__SOURCE DATA__:
═══

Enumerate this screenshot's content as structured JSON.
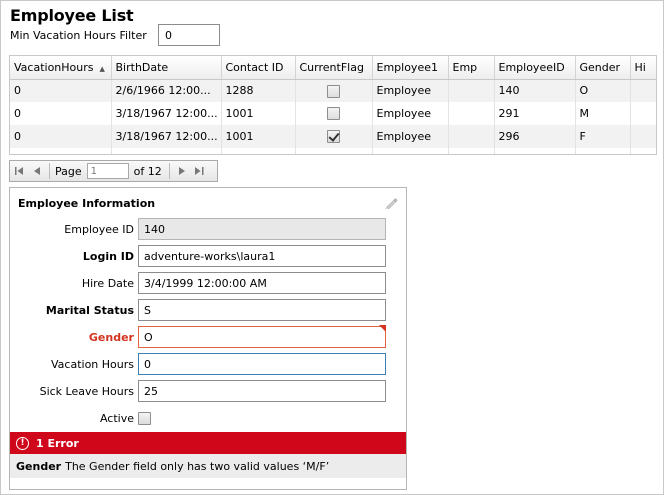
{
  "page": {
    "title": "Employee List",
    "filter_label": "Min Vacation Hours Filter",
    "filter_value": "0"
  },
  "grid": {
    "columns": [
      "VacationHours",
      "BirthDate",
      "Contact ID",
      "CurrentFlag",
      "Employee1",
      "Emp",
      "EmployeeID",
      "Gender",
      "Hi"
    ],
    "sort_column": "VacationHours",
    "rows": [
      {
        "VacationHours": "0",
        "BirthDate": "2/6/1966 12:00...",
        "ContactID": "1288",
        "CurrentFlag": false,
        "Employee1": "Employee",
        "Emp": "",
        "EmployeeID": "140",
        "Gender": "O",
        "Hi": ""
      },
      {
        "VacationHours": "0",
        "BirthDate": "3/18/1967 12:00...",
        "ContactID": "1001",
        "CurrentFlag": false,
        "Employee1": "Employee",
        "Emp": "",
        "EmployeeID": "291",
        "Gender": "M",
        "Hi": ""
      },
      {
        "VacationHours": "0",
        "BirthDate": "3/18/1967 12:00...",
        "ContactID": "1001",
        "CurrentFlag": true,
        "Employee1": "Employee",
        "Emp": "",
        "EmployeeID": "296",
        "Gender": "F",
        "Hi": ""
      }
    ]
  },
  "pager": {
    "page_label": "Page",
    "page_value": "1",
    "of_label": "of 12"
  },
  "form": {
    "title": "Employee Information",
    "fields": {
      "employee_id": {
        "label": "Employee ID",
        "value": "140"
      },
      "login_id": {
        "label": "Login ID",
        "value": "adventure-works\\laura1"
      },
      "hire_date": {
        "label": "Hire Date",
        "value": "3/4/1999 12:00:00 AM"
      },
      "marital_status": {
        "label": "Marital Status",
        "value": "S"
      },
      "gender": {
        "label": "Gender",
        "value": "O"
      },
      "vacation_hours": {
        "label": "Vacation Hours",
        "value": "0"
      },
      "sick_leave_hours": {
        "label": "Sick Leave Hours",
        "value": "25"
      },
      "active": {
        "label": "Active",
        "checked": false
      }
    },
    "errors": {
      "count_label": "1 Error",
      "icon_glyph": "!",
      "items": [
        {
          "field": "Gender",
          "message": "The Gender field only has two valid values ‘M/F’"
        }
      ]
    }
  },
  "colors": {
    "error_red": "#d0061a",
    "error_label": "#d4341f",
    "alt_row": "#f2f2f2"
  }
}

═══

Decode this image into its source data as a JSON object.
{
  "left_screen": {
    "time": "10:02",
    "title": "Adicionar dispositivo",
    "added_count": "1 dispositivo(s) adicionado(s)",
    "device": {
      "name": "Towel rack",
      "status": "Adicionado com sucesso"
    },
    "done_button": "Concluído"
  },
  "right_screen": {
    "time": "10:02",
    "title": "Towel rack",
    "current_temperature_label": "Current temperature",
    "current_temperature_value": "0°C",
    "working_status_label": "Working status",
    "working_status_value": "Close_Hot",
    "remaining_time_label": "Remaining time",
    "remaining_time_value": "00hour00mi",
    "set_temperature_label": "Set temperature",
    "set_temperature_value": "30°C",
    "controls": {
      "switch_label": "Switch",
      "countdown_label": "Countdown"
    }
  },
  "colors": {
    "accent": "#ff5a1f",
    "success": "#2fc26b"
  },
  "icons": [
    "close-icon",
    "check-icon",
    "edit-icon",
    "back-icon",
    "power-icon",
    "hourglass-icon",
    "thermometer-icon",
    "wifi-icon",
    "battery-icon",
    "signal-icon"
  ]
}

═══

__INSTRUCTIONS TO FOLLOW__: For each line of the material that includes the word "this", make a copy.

__YOUR SOLUTION__:
Enumerate this screenshot's content as structured JSON.
Decode this image into its source data as a JSON object.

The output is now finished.